======== DATA SUPPLIED

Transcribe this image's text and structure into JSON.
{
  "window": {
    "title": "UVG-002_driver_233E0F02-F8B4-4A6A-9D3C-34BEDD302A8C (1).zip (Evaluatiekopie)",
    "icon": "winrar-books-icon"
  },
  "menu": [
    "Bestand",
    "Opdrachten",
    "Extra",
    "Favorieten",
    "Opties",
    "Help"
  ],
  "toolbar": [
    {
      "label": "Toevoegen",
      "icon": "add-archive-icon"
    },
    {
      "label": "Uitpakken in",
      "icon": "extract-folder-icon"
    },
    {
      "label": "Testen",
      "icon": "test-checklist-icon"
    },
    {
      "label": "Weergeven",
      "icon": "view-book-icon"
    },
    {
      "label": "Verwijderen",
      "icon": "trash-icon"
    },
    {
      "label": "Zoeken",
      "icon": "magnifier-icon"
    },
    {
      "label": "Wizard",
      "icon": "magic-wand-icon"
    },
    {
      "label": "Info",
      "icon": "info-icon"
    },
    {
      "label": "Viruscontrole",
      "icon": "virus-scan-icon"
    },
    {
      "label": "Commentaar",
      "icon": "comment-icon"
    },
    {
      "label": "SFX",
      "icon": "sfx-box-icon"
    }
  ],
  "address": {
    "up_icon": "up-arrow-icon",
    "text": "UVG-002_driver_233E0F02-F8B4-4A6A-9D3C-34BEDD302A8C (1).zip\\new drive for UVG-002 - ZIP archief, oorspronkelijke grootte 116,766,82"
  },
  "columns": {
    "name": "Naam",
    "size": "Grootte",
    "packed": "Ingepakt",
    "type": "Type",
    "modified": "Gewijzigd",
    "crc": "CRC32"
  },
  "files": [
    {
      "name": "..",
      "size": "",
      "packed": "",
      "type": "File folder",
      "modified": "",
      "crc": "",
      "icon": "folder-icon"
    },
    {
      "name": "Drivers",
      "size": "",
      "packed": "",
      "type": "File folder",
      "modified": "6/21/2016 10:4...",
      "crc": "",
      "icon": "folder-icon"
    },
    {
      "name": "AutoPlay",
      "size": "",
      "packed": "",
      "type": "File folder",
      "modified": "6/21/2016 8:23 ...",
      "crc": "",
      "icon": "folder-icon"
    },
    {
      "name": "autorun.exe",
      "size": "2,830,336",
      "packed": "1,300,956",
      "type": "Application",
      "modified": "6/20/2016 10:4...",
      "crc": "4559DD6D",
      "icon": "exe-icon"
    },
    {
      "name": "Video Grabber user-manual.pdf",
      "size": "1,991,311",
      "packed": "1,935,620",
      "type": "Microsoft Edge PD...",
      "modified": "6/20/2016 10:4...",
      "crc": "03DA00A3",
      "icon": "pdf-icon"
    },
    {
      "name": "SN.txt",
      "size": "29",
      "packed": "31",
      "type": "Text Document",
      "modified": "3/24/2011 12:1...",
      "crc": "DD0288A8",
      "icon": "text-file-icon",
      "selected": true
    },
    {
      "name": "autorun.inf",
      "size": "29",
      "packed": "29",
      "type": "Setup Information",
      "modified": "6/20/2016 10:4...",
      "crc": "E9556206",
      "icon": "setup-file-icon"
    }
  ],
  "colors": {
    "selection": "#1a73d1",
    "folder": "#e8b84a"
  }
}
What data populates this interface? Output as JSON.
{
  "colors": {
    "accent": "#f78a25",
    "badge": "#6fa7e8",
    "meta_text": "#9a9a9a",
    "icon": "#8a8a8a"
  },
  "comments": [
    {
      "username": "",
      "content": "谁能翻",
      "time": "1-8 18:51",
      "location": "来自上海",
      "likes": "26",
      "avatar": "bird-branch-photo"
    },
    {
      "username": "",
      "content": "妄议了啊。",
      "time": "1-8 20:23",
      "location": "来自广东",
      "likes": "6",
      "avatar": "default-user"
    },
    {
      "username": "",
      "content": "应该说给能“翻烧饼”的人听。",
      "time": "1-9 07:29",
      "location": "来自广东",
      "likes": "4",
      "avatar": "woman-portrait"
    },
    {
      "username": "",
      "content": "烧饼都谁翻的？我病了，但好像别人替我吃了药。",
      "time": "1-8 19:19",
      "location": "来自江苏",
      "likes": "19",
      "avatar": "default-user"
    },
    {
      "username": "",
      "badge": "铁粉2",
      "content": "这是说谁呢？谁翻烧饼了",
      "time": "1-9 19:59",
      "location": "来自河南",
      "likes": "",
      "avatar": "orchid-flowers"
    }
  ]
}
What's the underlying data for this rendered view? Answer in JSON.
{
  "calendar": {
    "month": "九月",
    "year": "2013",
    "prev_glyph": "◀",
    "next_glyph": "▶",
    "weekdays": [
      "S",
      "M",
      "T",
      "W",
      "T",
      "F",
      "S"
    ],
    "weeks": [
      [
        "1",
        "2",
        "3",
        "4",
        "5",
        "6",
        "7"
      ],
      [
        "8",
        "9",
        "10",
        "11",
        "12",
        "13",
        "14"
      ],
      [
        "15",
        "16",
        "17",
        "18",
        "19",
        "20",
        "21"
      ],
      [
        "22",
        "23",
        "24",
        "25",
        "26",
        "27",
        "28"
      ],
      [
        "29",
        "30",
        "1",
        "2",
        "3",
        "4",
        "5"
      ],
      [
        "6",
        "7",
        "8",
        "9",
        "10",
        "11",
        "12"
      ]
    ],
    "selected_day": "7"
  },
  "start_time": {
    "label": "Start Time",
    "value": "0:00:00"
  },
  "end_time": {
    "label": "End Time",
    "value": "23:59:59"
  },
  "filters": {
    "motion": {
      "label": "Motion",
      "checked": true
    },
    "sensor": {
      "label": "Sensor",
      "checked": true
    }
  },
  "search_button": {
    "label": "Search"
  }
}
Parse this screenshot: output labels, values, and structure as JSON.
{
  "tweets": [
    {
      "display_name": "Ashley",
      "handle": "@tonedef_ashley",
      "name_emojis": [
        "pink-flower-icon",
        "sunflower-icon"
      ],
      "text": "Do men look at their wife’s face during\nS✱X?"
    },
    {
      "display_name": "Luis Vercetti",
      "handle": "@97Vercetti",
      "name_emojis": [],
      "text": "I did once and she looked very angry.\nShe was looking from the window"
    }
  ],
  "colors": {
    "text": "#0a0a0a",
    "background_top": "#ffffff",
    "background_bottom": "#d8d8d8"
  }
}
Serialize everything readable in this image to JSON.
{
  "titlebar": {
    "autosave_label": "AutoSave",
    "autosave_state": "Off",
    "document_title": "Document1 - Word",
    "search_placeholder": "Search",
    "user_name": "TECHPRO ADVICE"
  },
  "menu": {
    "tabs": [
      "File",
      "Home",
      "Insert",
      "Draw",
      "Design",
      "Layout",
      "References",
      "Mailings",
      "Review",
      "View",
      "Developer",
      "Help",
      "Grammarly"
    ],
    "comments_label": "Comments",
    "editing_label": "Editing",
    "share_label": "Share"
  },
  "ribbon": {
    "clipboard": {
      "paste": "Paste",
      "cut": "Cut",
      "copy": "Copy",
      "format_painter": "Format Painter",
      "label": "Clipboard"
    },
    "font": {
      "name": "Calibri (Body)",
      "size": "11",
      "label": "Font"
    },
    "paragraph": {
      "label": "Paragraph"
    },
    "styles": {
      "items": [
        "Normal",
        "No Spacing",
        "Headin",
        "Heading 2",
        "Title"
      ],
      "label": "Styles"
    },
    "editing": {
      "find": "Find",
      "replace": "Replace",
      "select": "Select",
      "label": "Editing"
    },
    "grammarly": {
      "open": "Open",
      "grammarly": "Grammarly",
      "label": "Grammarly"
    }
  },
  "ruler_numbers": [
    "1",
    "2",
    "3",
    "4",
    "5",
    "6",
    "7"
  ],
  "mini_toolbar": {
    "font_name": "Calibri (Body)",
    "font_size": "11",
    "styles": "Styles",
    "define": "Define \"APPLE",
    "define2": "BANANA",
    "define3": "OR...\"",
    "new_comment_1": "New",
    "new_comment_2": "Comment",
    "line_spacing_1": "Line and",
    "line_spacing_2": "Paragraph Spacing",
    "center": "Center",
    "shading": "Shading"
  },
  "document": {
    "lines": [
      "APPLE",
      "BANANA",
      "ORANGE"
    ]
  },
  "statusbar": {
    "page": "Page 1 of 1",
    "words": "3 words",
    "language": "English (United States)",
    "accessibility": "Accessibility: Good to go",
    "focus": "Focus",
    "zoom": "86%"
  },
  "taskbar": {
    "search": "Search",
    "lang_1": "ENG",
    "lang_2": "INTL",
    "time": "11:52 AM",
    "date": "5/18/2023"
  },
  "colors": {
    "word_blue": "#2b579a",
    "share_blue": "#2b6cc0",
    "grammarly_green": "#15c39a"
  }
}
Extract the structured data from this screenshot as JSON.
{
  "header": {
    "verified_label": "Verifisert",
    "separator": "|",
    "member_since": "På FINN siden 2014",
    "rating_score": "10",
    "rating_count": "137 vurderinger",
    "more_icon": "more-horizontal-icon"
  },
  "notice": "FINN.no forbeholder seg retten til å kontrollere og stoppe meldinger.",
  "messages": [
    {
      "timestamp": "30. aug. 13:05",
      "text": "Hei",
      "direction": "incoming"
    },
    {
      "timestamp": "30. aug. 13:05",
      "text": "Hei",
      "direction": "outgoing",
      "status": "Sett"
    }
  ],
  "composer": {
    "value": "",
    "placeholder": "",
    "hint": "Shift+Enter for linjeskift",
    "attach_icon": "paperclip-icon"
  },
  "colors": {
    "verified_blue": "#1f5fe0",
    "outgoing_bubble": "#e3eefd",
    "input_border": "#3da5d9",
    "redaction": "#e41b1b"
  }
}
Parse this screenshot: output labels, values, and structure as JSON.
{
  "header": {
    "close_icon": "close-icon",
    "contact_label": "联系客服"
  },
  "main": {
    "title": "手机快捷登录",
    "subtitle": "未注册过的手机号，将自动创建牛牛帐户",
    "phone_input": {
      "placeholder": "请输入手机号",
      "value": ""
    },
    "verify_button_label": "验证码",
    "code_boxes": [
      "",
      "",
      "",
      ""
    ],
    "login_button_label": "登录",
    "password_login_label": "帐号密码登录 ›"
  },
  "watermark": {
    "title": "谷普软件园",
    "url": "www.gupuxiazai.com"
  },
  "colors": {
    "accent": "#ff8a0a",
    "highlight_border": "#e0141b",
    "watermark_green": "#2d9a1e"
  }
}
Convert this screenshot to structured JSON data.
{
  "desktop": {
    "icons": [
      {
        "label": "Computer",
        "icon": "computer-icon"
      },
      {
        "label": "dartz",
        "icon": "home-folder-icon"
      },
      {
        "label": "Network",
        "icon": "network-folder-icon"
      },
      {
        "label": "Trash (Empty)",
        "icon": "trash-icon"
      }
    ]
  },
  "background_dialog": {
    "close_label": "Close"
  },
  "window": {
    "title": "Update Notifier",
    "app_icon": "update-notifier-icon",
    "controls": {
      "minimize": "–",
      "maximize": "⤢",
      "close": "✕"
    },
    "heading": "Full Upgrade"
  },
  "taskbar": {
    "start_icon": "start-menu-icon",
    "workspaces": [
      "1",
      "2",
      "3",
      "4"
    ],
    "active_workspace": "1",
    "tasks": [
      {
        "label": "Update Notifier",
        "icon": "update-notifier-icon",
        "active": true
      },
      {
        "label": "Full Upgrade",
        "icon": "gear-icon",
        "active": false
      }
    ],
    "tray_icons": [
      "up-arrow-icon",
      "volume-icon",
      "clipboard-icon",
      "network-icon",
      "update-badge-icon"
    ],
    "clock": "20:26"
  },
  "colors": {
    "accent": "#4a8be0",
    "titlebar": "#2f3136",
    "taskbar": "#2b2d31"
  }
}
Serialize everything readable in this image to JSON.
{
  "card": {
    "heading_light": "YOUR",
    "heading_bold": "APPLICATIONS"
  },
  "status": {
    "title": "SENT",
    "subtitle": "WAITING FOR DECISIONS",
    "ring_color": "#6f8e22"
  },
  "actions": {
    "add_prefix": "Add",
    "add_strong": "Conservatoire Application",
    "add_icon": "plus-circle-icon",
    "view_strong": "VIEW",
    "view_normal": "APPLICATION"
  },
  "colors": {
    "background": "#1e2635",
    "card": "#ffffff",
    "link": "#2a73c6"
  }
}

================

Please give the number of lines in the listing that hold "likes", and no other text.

5